rehearsed a lot with the actors to develop their characters, down to how they move. “We had a six-month period that involved the background of the characters, the way they hold their bodies and finding everything that cannot be expressed through dialogue,” he says. “I did my best to make the characters fascinating and to create characters that would be fascinating enough for the audience to want to spend time with them.”
Communicating with the audience, for Taus, also means that sometimes factual accuracy is less important than whatever needs to be conveyed. “I’m not interested in, How does the police station look in real life? I’m not shooting a newsreel,” says Taus. “To me, it’s always trying to find the archetypal meaning of the place, wherever the scene takes place. Then, when I enter this world with the camera, I try to be as natural and real as possible.” This was particularly true when it came to lighting scenes. “I practically used no lighting. I invested a lot of time in finding the location that had the perfect lighting from God. Then me and my actors adapt to whatever God creates for us. [Laughs]”

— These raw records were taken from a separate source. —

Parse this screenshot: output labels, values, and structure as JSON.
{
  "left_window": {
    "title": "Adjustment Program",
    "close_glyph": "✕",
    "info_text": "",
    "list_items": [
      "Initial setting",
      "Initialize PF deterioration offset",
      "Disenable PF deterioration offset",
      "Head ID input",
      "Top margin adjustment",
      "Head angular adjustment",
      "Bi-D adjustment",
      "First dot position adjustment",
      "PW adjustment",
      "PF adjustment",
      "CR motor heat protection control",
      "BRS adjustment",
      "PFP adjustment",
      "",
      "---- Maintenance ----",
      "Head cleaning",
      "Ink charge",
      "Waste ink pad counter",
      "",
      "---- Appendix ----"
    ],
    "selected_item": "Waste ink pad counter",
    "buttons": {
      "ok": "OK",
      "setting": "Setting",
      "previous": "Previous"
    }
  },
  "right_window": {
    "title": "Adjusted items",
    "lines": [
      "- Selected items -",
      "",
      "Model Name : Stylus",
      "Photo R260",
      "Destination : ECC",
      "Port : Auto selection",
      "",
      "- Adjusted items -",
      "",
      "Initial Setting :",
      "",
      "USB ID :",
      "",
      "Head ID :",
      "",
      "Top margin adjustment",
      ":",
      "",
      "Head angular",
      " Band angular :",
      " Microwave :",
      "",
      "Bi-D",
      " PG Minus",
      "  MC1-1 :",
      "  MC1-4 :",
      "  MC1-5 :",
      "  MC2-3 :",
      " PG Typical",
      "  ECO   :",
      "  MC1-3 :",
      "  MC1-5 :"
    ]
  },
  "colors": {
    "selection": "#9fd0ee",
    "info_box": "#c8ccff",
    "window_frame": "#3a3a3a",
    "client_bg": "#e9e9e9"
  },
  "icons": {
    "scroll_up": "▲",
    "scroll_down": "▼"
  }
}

In terms of setting the tone for Rats, Šifra was keen to make it appealing to both younger and older audiences. “It was important to me to speak to two generations,” says Šifra. “I wanted it to be a little bit more cynical for the younger generation—the YouTube generation, Netflix generation—and to not be judgemental. But at the same time, I wanted to talk about the drugs for the main audience of Czech TV. I was trying to find a balance between these two generations and for it to be for both of them.” “I was trying to tell the story of the personal responsibility,” explains Šifra. “The main character is talking about how everybody is making their own choices.”
Taus adds, “David’s story, to me, is the archetypal story of the kid that leaves home in order to find happiness in the world, which is obviously a wrongly interpreted myth because you don’t enter the world in order to find it. Happiness is home. You go to the world to find experiences. I was trying to emphasize the archetype of it and shooting it in a very contemporary language that would be accessible to the younger generation and to the older generation as well.”
Not only do Šifra and Taus believe that Rats has cross-generational appeal, but also cross-border appeal. “The thing about meth and the Czech drug scene is that you can find these drugs all around Europe,” says Šifra. “We are like the number one producer in Europe. At least for the European audience, it’s interesting to see where all these drugs are coming from and what are the basic situations in which these drugs are produced. From a worldwide perspective, I think they will find some interesting thrill from the middle of Europe, how the characters achieve their goals and find their happiness, and are they really all bad?” “I believe that the screenplay that Miro wrote is almost an anthropological insight into the reality of Czech society these days,” says Taus. “At the same time, I believe that it’s a story that can be understood all around the world. I very much hope that it will travel.”
Rats is produced by Taus’ Heaven’s Gate and Barletta Productions in association with Czech TV and Poland’s MD4. Barletta Productions’ Matěj Chlupáček co-directed the series alongside Taus. Mumbai-based GoQuest Media is distributing the series internationally.